WASHINGTON, March 22, 2012 — The World Bank today approved a US$75 million concessional credit for the Bangladesh Rural Water Supply and Sanitation Project (BRWSSP) to increase access to safe water and hygienic sanitation in the rural areas of Bangladesh. The project will support safe water supply coverage through the construction of piped and non-piped water supply schemes in communities affected by arsenic or saline intrusion in 20 districts. The project will also expand hygienic sanitation.
Seventy-two percent of the Bangladeshi population lives in rural areas and does not have uniform access to safe water. Contamination with arsenic and other pollutants significantly reduces safe water coverage in rural areas.
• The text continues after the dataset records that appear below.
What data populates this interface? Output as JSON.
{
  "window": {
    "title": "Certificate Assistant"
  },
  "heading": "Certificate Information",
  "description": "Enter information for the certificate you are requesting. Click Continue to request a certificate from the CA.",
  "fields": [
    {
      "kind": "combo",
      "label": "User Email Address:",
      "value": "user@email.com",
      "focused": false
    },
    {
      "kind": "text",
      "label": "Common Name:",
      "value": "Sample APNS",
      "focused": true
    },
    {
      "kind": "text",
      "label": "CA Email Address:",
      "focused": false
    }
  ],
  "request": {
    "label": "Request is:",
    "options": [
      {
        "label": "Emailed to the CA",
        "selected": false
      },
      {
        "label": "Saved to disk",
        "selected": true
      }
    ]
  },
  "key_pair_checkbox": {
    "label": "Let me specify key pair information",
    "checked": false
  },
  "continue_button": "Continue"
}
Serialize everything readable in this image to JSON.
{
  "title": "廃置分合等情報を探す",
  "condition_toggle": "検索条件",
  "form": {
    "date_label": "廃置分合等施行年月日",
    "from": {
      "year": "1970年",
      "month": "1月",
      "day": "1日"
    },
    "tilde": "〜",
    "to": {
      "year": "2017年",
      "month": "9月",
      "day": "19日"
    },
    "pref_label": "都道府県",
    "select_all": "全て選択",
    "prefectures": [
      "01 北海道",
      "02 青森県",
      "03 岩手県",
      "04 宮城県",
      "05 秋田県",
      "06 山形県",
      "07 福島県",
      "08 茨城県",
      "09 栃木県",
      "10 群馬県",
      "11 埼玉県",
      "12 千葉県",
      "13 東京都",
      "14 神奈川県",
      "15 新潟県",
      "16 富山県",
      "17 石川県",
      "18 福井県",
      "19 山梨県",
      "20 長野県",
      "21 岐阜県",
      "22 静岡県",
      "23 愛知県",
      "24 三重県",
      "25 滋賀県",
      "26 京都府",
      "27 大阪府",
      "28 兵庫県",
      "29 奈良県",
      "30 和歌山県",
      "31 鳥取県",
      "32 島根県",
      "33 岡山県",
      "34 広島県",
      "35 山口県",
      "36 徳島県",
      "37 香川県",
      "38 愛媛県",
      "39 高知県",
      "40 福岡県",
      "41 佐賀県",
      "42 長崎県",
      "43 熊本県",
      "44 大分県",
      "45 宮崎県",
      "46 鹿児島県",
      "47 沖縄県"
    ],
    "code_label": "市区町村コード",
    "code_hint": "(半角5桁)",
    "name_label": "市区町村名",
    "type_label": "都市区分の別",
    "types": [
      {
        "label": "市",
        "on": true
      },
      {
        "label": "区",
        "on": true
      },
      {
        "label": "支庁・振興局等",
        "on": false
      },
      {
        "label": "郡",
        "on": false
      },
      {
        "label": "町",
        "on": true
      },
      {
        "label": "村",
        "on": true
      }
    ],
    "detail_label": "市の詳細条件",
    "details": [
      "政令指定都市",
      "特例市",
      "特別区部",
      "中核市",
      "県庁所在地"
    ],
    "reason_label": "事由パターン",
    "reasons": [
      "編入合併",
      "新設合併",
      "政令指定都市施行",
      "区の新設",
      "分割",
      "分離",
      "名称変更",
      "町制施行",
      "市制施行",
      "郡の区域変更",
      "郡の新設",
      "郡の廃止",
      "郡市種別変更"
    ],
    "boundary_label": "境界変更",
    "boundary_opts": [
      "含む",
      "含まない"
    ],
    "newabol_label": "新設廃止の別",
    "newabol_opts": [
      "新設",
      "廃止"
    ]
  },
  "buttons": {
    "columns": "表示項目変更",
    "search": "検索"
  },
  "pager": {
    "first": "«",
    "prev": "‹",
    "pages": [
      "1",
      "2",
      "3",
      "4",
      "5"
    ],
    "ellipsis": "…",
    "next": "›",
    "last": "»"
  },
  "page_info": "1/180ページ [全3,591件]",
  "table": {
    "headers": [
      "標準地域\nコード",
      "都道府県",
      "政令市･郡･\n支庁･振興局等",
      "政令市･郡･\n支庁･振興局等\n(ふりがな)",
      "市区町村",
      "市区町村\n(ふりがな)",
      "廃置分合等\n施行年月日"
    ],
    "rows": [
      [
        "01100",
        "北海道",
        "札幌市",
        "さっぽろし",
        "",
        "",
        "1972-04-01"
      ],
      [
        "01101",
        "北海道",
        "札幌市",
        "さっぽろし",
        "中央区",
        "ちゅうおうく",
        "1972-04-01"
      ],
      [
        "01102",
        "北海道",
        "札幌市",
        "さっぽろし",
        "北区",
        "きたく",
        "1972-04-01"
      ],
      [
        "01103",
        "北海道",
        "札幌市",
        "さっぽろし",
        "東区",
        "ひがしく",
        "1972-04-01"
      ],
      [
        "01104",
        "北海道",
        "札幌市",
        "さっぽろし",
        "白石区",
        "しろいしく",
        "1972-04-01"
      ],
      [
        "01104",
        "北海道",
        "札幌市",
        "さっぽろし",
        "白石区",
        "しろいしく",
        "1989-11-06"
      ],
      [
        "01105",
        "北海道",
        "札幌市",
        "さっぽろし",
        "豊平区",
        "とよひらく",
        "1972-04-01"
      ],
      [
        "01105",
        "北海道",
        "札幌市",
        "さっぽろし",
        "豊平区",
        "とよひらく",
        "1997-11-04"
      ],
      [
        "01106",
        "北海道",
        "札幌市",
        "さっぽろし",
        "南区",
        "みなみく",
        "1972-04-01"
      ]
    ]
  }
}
The project will support the Government of Bangladesh in scaling up piped and non-piped water facilities in rural areas to provide clean water to around 1.6 million people.
“Arsenic contamination is a major threat to safe water provision in Bangladesh, and the project focuses on arsenic hot spots,” said Ellen Goldstein, Country Director, World Bank Bangladesh. “A previous World Bank-financed project tested an innovative partnership between local governments and private providers to deliver piped water to rural communities, with positive results. We are now scaling up this model, with community engagement to select sites, oversee works, and ensure operations and maintenance.”
Rural piped water schemes would be implemented with private sponsors, communities and local government using this innovative Public-Private Partnership model. Around 125 schemes would cover single or multiple villages, providing 600-1200 household connections each. The project would also construct non-piped water supply schemes in highly arsenic-affected villages where piped water supply is not viable.
The project will also support sustainable sanitation services for the population, providing hygienic latrines and undertaking social mobilization and awareness-raising activities to promote hygiene and safe sanitation practices.
“The project will be implemented at the union level, covering an estimated 383 unions in about 20 districts identified as high priority on the basis of arsenic contamination and water supply coverage” said Arif Ahamed, Task Team Leader, BRWSSP, World Bank. “The project’s interventions will reduce the occurrence of waterborne diseases, leading to better health among the beneficiary population, including vulnerable infants, pregnant women and the elderly ”
The credit from the International Development Association (IDA), the World Bank’s concessional arm, has 40 years to maturity with a 10-year grace period; it carries a service charge of 0.75 percent.